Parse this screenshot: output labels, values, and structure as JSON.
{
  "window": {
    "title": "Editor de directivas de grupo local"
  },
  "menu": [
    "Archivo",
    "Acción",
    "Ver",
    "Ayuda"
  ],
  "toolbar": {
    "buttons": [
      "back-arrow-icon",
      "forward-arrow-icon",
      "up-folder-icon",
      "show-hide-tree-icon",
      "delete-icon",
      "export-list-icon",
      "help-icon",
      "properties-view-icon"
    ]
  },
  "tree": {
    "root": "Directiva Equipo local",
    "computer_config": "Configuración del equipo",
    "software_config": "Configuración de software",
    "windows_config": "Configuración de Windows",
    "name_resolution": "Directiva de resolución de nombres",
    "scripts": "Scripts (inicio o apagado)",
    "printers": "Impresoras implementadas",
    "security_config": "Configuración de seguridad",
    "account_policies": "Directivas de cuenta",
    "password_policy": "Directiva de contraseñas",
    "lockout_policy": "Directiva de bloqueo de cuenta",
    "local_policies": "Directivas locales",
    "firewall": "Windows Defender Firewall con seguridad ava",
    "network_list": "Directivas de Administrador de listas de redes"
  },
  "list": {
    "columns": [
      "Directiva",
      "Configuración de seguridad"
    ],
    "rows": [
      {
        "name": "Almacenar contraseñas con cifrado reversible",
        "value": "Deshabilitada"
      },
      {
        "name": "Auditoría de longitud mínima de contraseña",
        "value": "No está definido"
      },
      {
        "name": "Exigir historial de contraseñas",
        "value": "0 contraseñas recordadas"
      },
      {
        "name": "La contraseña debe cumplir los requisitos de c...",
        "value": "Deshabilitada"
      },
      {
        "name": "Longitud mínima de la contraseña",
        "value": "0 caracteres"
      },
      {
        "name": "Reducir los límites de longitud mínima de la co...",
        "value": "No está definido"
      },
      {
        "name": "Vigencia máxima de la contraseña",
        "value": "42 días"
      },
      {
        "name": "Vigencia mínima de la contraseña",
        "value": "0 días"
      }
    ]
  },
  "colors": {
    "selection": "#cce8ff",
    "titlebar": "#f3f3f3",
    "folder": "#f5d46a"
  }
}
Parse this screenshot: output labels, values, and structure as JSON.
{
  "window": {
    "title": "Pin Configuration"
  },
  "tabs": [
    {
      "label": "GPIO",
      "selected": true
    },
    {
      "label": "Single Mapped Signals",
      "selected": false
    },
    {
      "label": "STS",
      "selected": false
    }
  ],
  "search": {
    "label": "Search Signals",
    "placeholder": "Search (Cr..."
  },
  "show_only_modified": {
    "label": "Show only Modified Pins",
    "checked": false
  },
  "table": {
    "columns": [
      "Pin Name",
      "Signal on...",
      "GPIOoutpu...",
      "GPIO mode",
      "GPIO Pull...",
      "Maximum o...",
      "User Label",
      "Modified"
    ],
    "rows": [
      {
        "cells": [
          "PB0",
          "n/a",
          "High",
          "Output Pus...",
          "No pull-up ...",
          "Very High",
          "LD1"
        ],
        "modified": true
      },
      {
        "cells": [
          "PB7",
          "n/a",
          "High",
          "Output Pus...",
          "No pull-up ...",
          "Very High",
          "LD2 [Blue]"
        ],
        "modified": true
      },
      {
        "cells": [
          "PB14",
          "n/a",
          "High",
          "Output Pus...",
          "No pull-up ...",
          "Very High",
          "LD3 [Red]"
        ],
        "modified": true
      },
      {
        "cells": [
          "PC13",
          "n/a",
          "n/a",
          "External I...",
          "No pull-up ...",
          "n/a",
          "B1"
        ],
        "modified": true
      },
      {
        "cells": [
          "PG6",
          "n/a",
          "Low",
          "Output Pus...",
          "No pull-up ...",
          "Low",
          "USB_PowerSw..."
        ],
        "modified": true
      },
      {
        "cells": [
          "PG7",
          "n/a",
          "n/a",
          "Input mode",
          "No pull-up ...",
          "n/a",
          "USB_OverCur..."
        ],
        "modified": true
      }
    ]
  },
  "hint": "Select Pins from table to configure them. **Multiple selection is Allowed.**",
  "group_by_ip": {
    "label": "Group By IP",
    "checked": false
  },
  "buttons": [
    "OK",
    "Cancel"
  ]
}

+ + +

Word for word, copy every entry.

● **RESPONSE BOX**:
Parse this screenshot: output labels, values, and structure as JSON.
{
  "window": {
    "title": "Editor de directivas de grupo local"
  },
  "menu": [
    "Archivo",
    "Acción",
    "Ver",
    "Ayuda"
  ],
  "toolbar": {
    "buttons": [
      "back-arrow-icon",
      "forward-arrow-icon",
      "up-folder-icon",
      "show-hide-tree-icon",
      "delete-icon",
      "export-list-icon",
      "help-icon",
      "properties-view-icon"
    ]
  },
  "tree": {
    "root": "Directiva Equipo local",
    "computer_config": "Configuración del equipo",
    "software_config": "Configuración de software",
    "windows_config": "Configuración de Windows",
    "name_resolution": "Directiva de resolución de nombres",
    "scripts": "Scripts (inicio o apagado)",
    "printers": "Impresoras implementadas",
    "security_config": "Configuración de seguridad",
    "account_policies": "Directivas de cuenta",
    "password_policy": "Directiva de contraseñas",
    "lockout_policy": "Directiva de bloqueo de cuenta",
    "local_policies": "Directivas locales",
    "firewall": "Windows Defender Firewall con seguridad ava",
    "network_list": "Directivas de Administrador de listas de redes"
  },
  "list": {
    "columns": [
      "Directiva",
      "Configuración de seguridad"
    ],
    "rows": [
      {
        "name": "Almacenar contraseñas con cifrado reversible",
        "value": "Deshabilitada"
      },
      {
        "name": "Auditoría de longitud mínima de contraseña",
        "value": "No está definido"
      },
      {
        "name": "Exigir historial de contraseñas",
        "value": "0 contraseñas recordadas"
      },
      {
        "name": "La contraseña debe cumplir los requisitos de c...",
        "value": "Deshabilitada"
      },
      {
        "name": "Longitud mínima de la contraseña",
        "value": "0 caracteres"
      },
      {
        "name": "Reducir los límites de longitud mínima de la co...",
        "value": "No está definido"
      },
      {
        "name": "Vigencia máxima de la contraseña",
        "value": "42 días"
      },
      {
        "name": "Vigencia mínima de la contraseña",
        "value": "0 días"
      }
    ]
  },
  "colors": {
    "selection": "#cce8ff",
    "titlebar": "#f3f3f3",
    "folder": "#f5d46a"
  }
}
Parse this screenshot: output labels, values, and structure as JSON.
{
  "window": {
    "title": "Pin Configuration"
  },
  "tabs": [
    {
      "label": "GPIO",
      "selected": true
    },
    {
      "label": "Single Mapped Signals",
      "selected": false
    },
    {
      "label": "STS",
      "selected": false
    }
  ],
  "search": {
    "label": "Search Signals",
    "placeholder": "Search (Cr..."
  },
  "show_only_modified": {
    "label": "Show only Modified Pins",
    "checked": false
  },
  "table": {
    "columns": [
      "Pin Name",
      "Signal on...",
      "GPIOoutpu...",
      "GPIO mode",
      "GPIO Pull...",
      "Maximum o...",
      "User Label",
      "Modified"
    ],
    "rows": [
      {
        "cells": [
          "PB0",
          "n/a",
          "High",
          "Output Pus...",
          "No pull-up ...",
          "Very High",
          "LD1"
        ],
        "modified": true
      },
      {
        "cells": [
          "PB7",
          "n/a",
          "High",
          "Output Pus...",
          "No pull-up ...",
          "Very High",
          "LD2 [Blue]"
        ],
        "modified": true
      },
      {
        "cells": [
          "PB14",
          "n/a",
          "High",
          "Output Pus...",
          "No pull-up ...",
          "Very High",
          "LD3 [Red]"
        ],
        "modified": true
      },
      {
        "cells": [
          "PC13",
          "n/a",
          "n/a",
          "External I...",
          "No pull-up ...",
          "n/a",
          "B1"
        ],
        "modified": true
      },
      {
        "cells": [
          "PG6",
          "n/a",
          "Low",
          "Output Pus...",
          "No pull-up ...",
          "Low",
          "USB_PowerSw..."
        ],
        "modified": true
      },
      {
        "cells": [
          "PG7",
          "n/a",
          "n/a",
          "Input mode",
          "No pull-up ...",
          "n/a",
          "USB_OverCur..."
        ],
        "modified": true
      }
    ]
  },
  "hint": "Select Pins from table to configure them. **Multiple selection is Allowed.**",
  "group_by_ip": {
    "label": "Group By IP",
    "checked": false
  },
  "buttons": [
    "OK",
    "Cancel"
  ]
}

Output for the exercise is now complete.